ESA engineers unwrapped a welcome Christmas present: the latest Galileo satellite. The navigation satellite will undergo a full checkout in Europe’s largest satellite test facility to prove its readiness for space.
The satellite was carried by lorry from its manufacturer in Germany, cocooned within an environmentally controlled container.
It arrived inside the cleanroom environment of ESA’s technical centre, ESTEC, in the Netherlands, last Thursday afternoon. The container was then opened up to begin preparations for testing.
The first six Galileo satellites are already up in orbit, launched in pairs in 2011, 2012 and August this year.
The last pair was delivered into the wrong orbit by a faulty upper stage, but the fifth satellite’s orbit has since been changed to allow checking of its navigation payload, which began at the end of November.
Meanwhile, down on the ground, production of further satellites continues steadily, taking the Galileo series into double figures overall.
Following on from the first four In-Orbit Validation satellites, 22 of these Full Operational Capability satellites are being built by OHB in Bremen, Germany, with navigation payloads from SSTL in Guildford, UK.
Numbered Flight Model 6, or FM06 for short, this latest of the newer satellites is now reunited under the test centre’s roof with three others.
FM03 and FM04 have completed their acceptance testing, culminating in the weeks-long ‘thermalvacuum’ test. Each satellite was subjected to the same vacuum and extreme temperature conditions experienced in orbit, as well as radio-frequency testing of their navigation payloads and antennas inside an anechoic chamber isolated from the external universe.
This pair is now in storage in the centre pending the results of their concluding acceptance review.
The other satellite, FM05, recently ended its own thermal–vacuum trial. It is now being reconfigured for radio-frequency testing, planned to take place after the Christmas break.
The latest unboxed Galileo satellite will undergo its own thermal–vacuum test in January.
ESTEC is an essential stop on the way to space for Galileo. It is equipped with all the facilities needed to simulate space conditions under a single roof, including an acoustic chamber, earthquake-strength shaker tables, and anechoic and vacuum chambers, along with a range of specialised measuring equipment.
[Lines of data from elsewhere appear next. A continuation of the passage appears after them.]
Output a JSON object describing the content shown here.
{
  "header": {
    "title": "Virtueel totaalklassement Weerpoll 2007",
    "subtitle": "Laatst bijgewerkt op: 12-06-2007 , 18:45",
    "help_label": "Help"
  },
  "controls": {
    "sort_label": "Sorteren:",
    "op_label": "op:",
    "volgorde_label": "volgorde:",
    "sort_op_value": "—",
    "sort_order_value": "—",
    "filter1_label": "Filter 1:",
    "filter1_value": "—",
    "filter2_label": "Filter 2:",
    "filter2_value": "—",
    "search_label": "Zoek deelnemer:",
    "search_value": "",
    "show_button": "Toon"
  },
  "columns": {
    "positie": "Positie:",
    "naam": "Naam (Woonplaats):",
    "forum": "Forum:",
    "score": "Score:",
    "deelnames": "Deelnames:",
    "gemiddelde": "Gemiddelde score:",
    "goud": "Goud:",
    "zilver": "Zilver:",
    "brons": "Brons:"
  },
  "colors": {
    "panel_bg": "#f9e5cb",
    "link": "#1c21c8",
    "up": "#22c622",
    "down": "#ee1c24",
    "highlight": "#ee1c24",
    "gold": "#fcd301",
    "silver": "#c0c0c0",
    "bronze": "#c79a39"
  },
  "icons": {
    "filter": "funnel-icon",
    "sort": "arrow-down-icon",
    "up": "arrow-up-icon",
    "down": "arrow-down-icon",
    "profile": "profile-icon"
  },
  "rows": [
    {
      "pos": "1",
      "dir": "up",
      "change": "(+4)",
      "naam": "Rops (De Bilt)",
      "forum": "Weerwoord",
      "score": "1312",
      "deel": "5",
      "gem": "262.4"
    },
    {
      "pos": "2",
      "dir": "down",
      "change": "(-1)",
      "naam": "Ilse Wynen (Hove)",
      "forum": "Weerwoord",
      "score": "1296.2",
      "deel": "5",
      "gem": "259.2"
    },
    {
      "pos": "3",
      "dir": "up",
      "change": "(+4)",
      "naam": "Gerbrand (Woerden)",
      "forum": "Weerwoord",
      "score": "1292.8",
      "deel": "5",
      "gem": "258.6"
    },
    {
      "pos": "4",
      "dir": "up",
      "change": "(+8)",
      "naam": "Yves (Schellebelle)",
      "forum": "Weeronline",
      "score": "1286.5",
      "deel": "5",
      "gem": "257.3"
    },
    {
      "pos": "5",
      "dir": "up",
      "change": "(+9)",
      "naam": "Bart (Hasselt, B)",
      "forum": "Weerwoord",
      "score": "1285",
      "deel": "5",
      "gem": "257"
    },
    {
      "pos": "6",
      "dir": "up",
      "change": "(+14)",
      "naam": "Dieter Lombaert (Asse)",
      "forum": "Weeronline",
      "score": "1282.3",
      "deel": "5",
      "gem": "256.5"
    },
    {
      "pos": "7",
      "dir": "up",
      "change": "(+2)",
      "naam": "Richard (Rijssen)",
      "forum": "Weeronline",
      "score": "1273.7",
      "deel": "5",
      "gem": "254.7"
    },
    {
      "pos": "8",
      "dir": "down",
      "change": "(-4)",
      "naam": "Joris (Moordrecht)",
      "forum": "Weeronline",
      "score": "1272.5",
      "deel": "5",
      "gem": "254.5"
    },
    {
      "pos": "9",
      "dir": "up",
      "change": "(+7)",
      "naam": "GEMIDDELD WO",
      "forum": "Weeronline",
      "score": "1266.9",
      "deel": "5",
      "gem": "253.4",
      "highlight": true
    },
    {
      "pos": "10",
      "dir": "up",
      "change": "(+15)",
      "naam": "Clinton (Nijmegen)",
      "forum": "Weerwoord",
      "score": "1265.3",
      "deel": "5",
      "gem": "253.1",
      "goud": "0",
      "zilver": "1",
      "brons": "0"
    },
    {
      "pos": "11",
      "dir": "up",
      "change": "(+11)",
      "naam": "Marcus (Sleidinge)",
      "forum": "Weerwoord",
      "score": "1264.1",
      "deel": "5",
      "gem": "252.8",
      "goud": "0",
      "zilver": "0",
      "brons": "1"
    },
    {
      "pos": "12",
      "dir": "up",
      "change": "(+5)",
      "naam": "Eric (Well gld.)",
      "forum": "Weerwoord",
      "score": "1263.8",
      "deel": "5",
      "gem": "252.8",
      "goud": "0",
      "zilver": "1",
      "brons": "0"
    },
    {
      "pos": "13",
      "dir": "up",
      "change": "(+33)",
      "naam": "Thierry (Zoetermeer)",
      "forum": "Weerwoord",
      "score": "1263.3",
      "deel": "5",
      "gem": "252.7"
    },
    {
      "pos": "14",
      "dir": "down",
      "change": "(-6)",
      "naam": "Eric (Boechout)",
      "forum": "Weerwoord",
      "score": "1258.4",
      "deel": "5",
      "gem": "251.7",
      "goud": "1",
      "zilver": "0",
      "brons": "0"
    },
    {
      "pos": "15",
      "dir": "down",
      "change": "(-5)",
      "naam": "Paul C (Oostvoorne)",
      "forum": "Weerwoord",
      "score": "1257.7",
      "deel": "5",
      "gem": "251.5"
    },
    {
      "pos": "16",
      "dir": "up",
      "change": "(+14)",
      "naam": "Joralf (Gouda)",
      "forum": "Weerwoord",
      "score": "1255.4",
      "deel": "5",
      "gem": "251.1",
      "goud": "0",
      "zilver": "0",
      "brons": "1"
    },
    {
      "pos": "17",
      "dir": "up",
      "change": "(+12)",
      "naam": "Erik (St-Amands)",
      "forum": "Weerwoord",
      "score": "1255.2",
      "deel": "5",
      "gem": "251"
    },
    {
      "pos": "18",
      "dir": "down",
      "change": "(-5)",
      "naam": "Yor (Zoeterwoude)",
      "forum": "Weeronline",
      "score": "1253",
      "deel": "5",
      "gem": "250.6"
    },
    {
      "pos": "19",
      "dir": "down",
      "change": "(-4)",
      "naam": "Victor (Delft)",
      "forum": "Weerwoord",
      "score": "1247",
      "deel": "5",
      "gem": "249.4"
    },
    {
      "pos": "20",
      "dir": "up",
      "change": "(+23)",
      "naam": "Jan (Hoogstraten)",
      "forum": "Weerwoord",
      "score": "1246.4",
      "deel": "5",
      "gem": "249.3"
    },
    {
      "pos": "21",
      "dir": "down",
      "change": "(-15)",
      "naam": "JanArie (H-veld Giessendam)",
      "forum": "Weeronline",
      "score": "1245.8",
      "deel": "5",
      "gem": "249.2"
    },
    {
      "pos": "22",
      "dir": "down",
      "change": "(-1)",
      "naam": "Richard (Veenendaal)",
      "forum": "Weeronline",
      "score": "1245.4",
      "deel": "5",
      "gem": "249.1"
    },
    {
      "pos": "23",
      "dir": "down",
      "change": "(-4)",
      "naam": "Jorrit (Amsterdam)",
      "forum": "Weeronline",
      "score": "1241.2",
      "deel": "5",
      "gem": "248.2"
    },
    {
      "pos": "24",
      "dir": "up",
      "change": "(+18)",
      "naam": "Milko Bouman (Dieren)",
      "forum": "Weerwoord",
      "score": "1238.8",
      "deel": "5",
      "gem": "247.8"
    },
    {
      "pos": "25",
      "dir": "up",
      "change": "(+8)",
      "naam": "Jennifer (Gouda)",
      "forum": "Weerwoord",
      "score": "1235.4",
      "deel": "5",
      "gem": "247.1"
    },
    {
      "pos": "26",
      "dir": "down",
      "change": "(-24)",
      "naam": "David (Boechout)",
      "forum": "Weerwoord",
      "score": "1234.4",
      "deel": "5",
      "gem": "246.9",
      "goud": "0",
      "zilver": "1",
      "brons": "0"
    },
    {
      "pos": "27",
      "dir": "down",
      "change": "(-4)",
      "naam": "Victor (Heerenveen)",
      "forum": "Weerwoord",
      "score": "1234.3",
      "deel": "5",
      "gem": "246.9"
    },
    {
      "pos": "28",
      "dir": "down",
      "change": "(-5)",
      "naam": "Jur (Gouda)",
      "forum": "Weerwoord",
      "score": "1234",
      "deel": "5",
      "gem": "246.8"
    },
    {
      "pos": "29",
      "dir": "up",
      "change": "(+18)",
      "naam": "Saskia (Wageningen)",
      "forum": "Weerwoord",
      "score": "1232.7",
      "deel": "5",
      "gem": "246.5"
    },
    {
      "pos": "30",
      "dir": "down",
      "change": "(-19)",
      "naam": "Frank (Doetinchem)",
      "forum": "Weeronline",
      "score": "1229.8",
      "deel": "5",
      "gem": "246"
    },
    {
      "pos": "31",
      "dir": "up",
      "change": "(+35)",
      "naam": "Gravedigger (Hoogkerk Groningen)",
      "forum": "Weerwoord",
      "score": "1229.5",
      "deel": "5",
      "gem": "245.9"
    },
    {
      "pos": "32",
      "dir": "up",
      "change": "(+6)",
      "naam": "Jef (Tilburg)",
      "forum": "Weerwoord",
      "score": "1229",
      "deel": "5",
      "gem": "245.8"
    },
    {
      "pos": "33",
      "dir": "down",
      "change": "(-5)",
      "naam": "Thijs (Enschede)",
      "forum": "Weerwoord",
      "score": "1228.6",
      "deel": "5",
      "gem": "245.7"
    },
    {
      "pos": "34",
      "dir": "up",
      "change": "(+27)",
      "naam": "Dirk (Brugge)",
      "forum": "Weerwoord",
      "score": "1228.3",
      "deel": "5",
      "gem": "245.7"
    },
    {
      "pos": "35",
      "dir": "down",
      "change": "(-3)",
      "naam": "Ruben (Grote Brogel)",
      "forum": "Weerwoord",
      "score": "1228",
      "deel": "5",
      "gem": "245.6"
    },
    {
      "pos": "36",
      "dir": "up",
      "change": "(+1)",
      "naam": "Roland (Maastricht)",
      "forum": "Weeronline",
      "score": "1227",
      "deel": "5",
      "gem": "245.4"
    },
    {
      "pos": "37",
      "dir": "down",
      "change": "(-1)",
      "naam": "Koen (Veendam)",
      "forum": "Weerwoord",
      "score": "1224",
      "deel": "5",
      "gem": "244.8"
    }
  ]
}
Once ESTEC gives the satellites its stamp of quality then they are in principle ready to be flown to Europe’s Spaceport in Kourou, French Guiana. ESA and the European Commission are currently deciding on the launch schedule for these next Galileos.